## Records supplied
※ ※ ※
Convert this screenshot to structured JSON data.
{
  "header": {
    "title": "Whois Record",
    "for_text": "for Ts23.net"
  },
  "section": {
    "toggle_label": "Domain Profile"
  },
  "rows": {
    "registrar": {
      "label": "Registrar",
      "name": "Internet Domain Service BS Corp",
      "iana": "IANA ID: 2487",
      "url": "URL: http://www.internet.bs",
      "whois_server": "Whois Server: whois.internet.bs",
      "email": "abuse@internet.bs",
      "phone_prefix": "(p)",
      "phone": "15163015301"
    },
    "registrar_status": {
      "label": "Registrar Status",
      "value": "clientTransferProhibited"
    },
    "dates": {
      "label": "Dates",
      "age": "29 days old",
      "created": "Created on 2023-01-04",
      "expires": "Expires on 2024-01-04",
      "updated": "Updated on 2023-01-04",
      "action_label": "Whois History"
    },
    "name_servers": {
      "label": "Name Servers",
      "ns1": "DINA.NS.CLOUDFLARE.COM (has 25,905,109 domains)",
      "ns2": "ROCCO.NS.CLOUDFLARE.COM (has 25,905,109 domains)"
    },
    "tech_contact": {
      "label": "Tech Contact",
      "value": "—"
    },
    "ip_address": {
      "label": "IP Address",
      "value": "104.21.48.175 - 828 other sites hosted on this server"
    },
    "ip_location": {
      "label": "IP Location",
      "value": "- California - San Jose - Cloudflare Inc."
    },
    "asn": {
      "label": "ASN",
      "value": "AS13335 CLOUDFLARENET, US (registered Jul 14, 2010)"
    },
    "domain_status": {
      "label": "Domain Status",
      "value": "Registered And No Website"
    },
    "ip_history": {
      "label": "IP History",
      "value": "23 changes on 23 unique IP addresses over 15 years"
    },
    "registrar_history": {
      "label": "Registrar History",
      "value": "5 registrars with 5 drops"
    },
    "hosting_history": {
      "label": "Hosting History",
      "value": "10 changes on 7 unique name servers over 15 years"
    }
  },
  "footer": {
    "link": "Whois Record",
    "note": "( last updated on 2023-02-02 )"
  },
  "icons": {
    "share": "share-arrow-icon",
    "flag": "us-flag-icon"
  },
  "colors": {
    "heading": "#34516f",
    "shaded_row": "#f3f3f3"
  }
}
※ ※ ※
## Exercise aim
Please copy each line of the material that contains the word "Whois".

## Response area
    "title": "Whois Record",
      "whois_server": "Whois Server: whois.internet.bs",
      "action_label": "Whois History"
    "link": "Whois Record",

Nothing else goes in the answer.